The National Debt exceeds $22 trillion and the federal government is incurring over $1 trillion in annual deficits for FY2020 and beyond. Congress needs a plan to balance the federal budget and reign in spending. This amendment would begin to put federal spending on a path to balance by cutting two percent in spending for FY2020 from the FY2019 enacted level.

Senator Patrick Leahy (D-Vt.), the ranking member of the Senate Appropriations Committee, said on the Senate floor before the vote that his colleagues should reject the bill.

“[Paul’s] amendment will slash spending below the bipartisan budget act that we all negotiated,” Leahy said.

No Democrats voted for the amendment. And although 24 Republicans voted for it, 25 voted no, including Senate Majority Leader Mitch McConnell (R-Ky.) and Sen. Lindsey Graham (R-N.C.).

Four 2020 candidates — Sens. Kamala Harris (D-Calif.), Cory Booker (D-N.J.), Elizabeth Warren (D-Mass.), and Bernie Sanders (I-Vt.) — missed the vote, presumably because they were away campaigning.

The 25 Republicans who voted against Paul’s amendment, taken from the Senate roll call, were:

Alexander (R-TN)

Blunt (R-MO)

Boozman (R-AR)

Burr (R-NC)

Capito (R-WV)

Collins (R-ME)

Cotton (R-AR)

Cramer (R-ND)

Gardner (R-CO)

Graham (R-SC)

Hawley (R-MO)

Hoeven (R-ND)

Hyde-Smith (R-MS)

McConnell (R-KY)

McSally (R-AZ)

Moran (R-KS)

Murkowski (R-AK)

Portman (R-OH)

Roberts (R-KS)

Rounds (R-SD)

Scott (R-FL)

Shelby (R-AL)

Thune (R-SD)

Wicker (R-MS)

Young (R-IN)

Young (R-IN)

This was not the first time that many fellow Republicans abandoned Paul in his efforts to bring fiscal sanity to our nation’s budget. We reported in May 2018 that the Senate had voted to reject legislation Paul introduced that would have balanced the budget in five years and cut spending by roughly $13 trillion over 10 years.

On that vote, only 20 Republicans joined Paul in voting for his proposal, known as the “penny plan.” Twenty-nine Republicans joined 47 Democrats in rejecting the measure.

“Republicans say they are for balancing a budget so today’s a litmus test.
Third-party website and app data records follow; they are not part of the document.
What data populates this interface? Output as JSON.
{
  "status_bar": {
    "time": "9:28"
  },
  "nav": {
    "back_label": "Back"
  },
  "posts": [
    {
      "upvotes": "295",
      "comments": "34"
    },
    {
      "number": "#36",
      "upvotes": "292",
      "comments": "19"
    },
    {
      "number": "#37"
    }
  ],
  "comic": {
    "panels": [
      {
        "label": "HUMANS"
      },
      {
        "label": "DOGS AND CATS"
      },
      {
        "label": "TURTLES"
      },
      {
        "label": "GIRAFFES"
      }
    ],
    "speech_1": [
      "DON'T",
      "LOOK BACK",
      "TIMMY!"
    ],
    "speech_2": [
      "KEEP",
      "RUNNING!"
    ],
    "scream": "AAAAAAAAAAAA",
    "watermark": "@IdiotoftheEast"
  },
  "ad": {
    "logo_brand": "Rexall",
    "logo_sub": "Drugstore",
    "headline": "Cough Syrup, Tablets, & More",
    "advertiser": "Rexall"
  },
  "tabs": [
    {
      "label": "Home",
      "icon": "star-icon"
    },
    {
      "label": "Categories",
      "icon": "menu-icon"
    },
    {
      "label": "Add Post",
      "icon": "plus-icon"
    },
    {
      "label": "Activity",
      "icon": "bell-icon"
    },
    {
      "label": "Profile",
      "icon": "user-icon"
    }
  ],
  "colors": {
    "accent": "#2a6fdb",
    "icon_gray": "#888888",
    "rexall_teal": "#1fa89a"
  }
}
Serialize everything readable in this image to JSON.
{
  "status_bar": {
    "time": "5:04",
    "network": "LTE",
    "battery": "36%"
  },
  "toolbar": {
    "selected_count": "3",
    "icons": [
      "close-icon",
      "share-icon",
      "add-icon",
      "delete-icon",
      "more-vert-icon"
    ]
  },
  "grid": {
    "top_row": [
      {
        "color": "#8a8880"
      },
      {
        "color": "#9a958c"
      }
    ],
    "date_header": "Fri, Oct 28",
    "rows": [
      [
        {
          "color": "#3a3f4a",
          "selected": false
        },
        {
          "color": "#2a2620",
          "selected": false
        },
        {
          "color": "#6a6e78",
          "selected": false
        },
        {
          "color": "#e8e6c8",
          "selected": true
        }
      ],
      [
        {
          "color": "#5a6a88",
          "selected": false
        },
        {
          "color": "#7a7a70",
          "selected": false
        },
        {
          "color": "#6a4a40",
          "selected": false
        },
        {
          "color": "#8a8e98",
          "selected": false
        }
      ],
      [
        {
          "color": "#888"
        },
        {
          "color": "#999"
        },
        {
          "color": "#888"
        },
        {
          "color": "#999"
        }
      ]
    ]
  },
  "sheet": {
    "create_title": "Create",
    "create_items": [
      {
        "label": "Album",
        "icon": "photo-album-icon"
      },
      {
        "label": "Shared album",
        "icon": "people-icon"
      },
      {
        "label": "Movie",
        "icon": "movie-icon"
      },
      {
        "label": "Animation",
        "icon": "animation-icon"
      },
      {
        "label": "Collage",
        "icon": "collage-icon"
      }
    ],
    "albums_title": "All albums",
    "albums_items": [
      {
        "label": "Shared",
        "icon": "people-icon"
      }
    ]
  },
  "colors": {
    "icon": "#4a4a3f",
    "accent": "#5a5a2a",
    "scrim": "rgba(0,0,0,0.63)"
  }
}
If your senator has been saying they’re for a balanced budget, they ought to vote for it,” Paul said on Fox News before the vote.

“When the Republican Party is out of power, they are a conservative party. The problem is that when the Republican Party is in power, there is no conservative party.” 

Warren Mass has served The New American since its launch in 1985 in several capacities, including marketing, editing, and writing. Since retiring from the staff several years ago, he has been a regular contributor to the magazine. Warren writes from Texas and can be reached at [email protected].

Courtesy of The New American

Related article:

29 Republicans Join Democrats to Reject Rand Paul’s Plan to Balance Budget